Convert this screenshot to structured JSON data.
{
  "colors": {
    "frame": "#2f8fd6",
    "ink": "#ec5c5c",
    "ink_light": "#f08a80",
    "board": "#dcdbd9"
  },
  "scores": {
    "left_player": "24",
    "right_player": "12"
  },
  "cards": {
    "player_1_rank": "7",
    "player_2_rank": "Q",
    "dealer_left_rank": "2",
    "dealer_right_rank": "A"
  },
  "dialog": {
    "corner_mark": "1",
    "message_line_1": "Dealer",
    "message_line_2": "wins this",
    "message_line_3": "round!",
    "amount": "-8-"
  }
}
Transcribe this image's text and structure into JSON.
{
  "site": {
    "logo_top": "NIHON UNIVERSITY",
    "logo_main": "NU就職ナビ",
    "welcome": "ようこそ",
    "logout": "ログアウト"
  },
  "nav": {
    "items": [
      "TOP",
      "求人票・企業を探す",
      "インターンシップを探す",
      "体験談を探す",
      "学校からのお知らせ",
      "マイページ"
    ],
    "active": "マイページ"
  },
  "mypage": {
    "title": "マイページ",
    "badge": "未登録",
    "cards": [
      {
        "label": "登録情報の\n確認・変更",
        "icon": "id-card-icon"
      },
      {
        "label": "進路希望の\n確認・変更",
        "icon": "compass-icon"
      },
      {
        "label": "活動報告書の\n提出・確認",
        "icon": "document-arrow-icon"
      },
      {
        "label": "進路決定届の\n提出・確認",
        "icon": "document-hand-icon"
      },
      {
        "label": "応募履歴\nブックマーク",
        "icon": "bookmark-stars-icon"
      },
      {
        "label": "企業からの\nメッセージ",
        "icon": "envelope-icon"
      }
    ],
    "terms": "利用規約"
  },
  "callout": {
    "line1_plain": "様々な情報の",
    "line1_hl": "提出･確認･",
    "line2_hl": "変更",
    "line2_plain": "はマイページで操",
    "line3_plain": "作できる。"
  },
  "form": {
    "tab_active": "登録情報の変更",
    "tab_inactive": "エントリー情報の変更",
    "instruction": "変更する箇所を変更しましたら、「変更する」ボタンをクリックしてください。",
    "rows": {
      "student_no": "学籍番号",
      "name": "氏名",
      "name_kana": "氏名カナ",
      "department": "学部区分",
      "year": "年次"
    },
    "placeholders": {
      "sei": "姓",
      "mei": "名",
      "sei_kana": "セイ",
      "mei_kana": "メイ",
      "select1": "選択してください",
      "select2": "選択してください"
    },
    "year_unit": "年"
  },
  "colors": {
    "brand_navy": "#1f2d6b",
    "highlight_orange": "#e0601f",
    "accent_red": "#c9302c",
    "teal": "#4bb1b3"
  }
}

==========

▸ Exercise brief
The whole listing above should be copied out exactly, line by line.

▸ Your response
Convert this screenshot to structured JSON data.
{
  "colors": {
    "frame": "#2f8fd6",
    "ink": "#ec5c5c",
    "ink_light": "#f08a80",
    "board": "#dcdbd9"
  },
  "scores": {
    "left_player": "24",
    "right_player": "12"
  },
  "cards": {
    "player_1_rank": "7",
    "player_2_rank": "Q",
    "dealer_left_rank": "2",
    "dealer_right_rank": "A"
  },
  "dialog": {
    "corner_mark": "1",
    "message_line_1": "Dealer",
    "message_line_2": "wins this",
    "message_line_3": "round!",
    "amount": "-8-"
  }
}
Transcribe this image's text and structure into JSON.
{
  "site": {
    "logo_top": "NIHON UNIVERSITY",
    "logo_main": "NU就職ナビ",
    "welcome": "ようこそ",
    "logout": "ログアウト"
  },
  "nav": {
    "items": [
      "TOP",
      "求人票・企業を探す",
      "インターンシップを探す",
      "体験談を探す",
      "学校からのお知らせ",
      "マイページ"
    ],
    "active": "マイページ"
  },
  "mypage": {
    "title": "マイページ",
    "badge": "未登録",
    "cards": [
      {
        "label": "登録情報の\n確認・変更",
        "icon": "id-card-icon"
      },
      {
        "label": "進路希望の\n確認・変更",
        "icon": "compass-icon"
      },
      {
        "label": "活動報告書の\n提出・確認",
        "icon": "document-arrow-icon"
      },
      {
        "label": "進路決定届の\n提出・確認",
        "icon": "document-hand-icon"
      },
      {
        "label": "応募履歴\nブックマーク",
        "icon": "bookmark-stars-icon"
      },
      {
        "label": "企業からの\nメッセージ",
        "icon": "envelope-icon"
      }
    ],
    "terms": "利用規約"
  },
  "callout": {
    "line1_plain": "様々な情報の",
    "line1_hl": "提出･確認･",
    "line2_hl": "変更",
    "line2_plain": "はマイページで操",
    "line3_plain": "作できる。"
  },
  "form": {
    "tab_active": "登録情報の変更",
    "tab_inactive": "エントリー情報の変更",
    "instruction": "変更する箇所を変更しましたら、「変更する」ボタンをクリックしてください。",
    "rows": {
      "student_no": "学籍番号",
      "name": "氏名",
      "name_kana": "氏名カナ",
      "department": "学部区分",
      "year": "年次"
    },
    "placeholders": {
      "sei": "姓",
      "mei": "名",
      "sei_kana": "セイ",
      "mei_kana": "メイ",
      "select1": "選択してください",
      "select2": "選択してください"
    },
    "year_unit": "年"
  },
  "colors": {
    "brand_navy": "#1f2d6b",
    "highlight_orange": "#e0601f",
    "accent_red": "#c9302c",
    "teal": "#4bb1b3"
  }
}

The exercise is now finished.